CERN's hadron particle collider back up after maintenance


The Large Hadron Collider (LHC) is back in action at the European Organization for Nuclear Research (CERN) after a 3-month technical stop for maintenance.

Scientists hope now that, the largest accelerator in the world will continue to open the path for new discoveries in fundamental Physics by providing up to 1 billion proton-proton collisions per second.

Machine coordinator at CERN, Mike Lamont explained that: “We really had to reboot the whole machine in 2015 and that was a lot of hard work to do all that. This year, after a 13 week stop we expect things to be a lot easier and they have proven to be easier.”

“The parenthese has gone well, machine check out has gone well,” he added.

Beams are made of “trains” of proton bunches moving at almost the speed of light around the 27 kilometre ring of the LHC.

By sending bunches around the ring, the LHC is able to generate collisions, from which scientists study the basic constituents of matter, the so-called fundamental particles, to try to provide answers to elusive concepts about the origin of the Universe and its composition.

“For sure 2016 will be a very exciting year. I expect a lot of data. (2016) is called the “Luminosity Production Year” because we will push the luminosity.
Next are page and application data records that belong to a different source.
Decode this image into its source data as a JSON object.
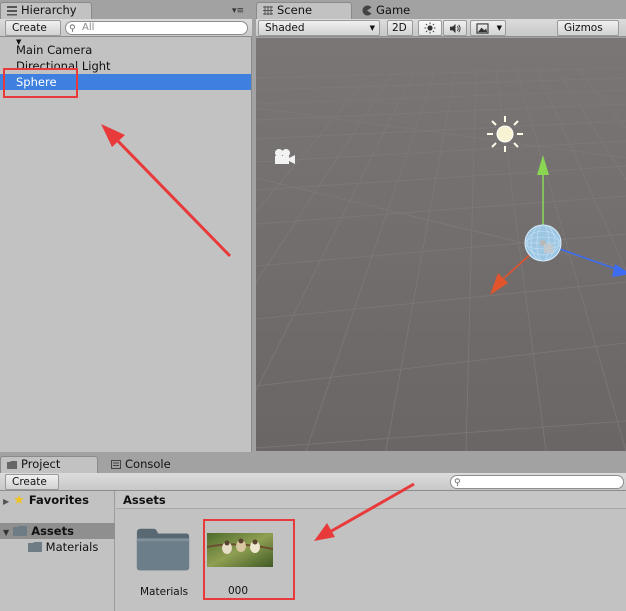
{
  "hierarchy": {
    "tab_label": "Hierarchy",
    "create_label": "Create",
    "search_placeholder": "All",
    "items": [
      {
        "label": "Main Camera"
      },
      {
        "label": "Directional Light"
      },
      {
        "label": "Sphere"
      }
    ]
  },
  "scene": {
    "tab_scene": "Scene",
    "tab_game": "Game",
    "shading_label": "Shaded",
    "mode_2d_label": "2D",
    "gizmos_label": "Gizmos"
  },
  "project": {
    "tab_project": "Project",
    "tab_console": "Console",
    "create_label": "Create",
    "favorites_label": "Favorites",
    "assets_label": "Assets",
    "materials_label": "Materials",
    "assets_header": "Assets",
    "grid_items": [
      {
        "label": "Materials",
        "icon": "folder-icon"
      },
      {
        "label": "000",
        "icon": "image-thumbnail"
      }
    ]
  },
  "colors": {
    "selection": "#3d80df",
    "annotation": "#e83a3a",
    "scene_bg": "#6e6a69"
  }
}
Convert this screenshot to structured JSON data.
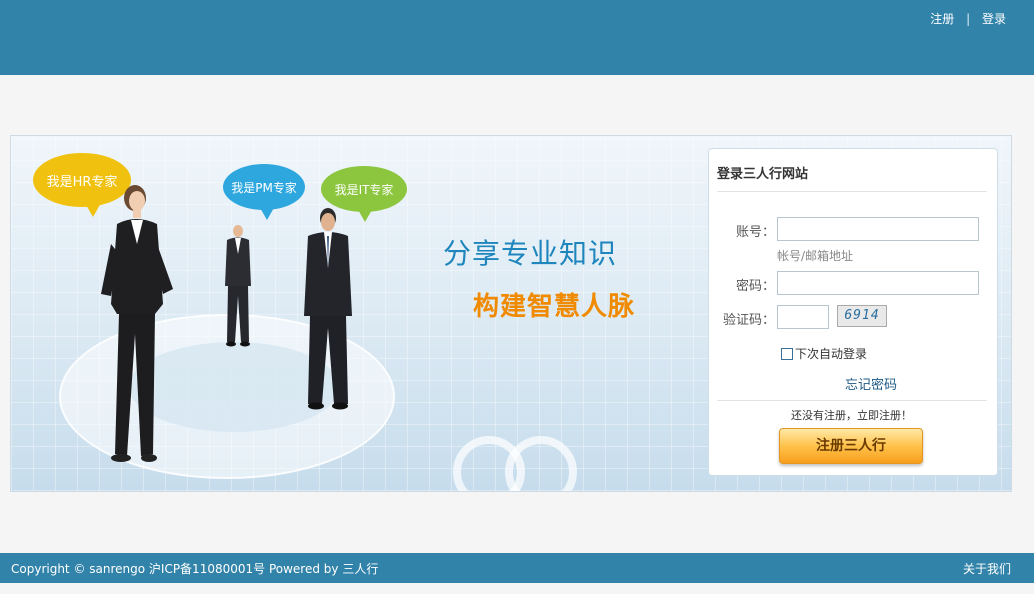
{
  "header": {
    "register_label": "注册",
    "separator": "|",
    "login_label": "登录"
  },
  "banner": {
    "bubble_hr": "我是HR专家",
    "bubble_pm": "我是PM专家",
    "bubble_it": "我是IT专家",
    "slogan_line1": "分享专业知识",
    "slogan_line2": "构建智慧人脉"
  },
  "login": {
    "title": "登录三人行网站",
    "account_label": "账号：",
    "account_hint": "帐号/邮箱地址",
    "password_label": "密码：",
    "captcha_label": "验证码：",
    "captcha_text": "6914",
    "remember_label": "下次自动登录",
    "forgot_label": "忘记密码",
    "no_account_text": "还没有注册，立即注册！",
    "register_button": "注册三人行"
  },
  "footer": {
    "copyright": "Copyright © sanrengo 沪ICP备11080001号 Powered by 三人行",
    "about_label": "关于我们"
  },
  "colors": {
    "brand_blue": "#3283aa",
    "accent_orange": "#f89f1d"
  }
}
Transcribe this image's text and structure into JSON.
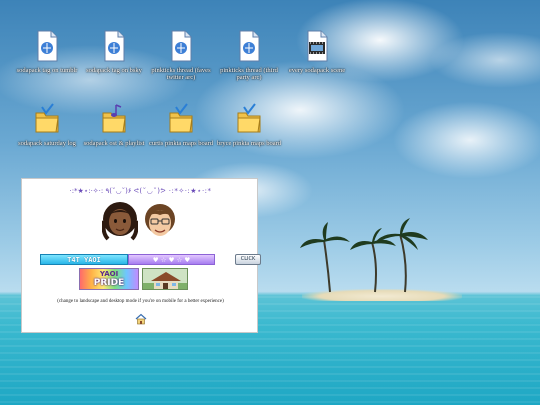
{
  "desktop": {
    "icons": [
      {
        "label": "sodapack tag on tumblr",
        "icon": "document-icon"
      },
      {
        "label": "sodapack tag on bsky",
        "icon": "document-icon"
      },
      {
        "label": "pinkticks thread (faves twitter arc)",
        "icon": "document-icon"
      },
      {
        "label": "pinkticks thread (third party arc)",
        "icon": "document-icon"
      },
      {
        "label": "every sodapack scene",
        "icon": "video-icon"
      },
      {
        "label": "sodapack saturday log",
        "icon": "folder-icon"
      },
      {
        "label": "sodapack ost & playlist",
        "icon": "music-folder-icon"
      },
      {
        "label": "curtis pinkta maps board",
        "icon": "folder-icon"
      },
      {
        "label": "bryce pinkta maps board",
        "icon": "folder-icon"
      }
    ]
  },
  "panel": {
    "decoration": "·:*★⋆:·✧·: ٩(˘◡˘)۶ ᕙ(˘◡˘)ᕗ ·:*✧·:★⋆·:*",
    "badge_left": "T4T YAOI",
    "badge_mid": "♥ ☆ ♥ ☆ ♥",
    "badge_btn": "CLICK",
    "stamp_top": "YAOI",
    "stamp_bottom": "PRIDE",
    "caption": "(change to landscape and desktop mode if you're on mobile for a better experience)"
  }
}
So I expect a huge amount of beautiful physics results,“Fabiola Gianotti, Director-General of CERN said.

Among these new results could be a potentially ground-breaking discovery which scientists are currently giving a second look at: a possible new fundamental particle first sighted late last year.

If proven, its existence would profoundly reshape existing physics theories.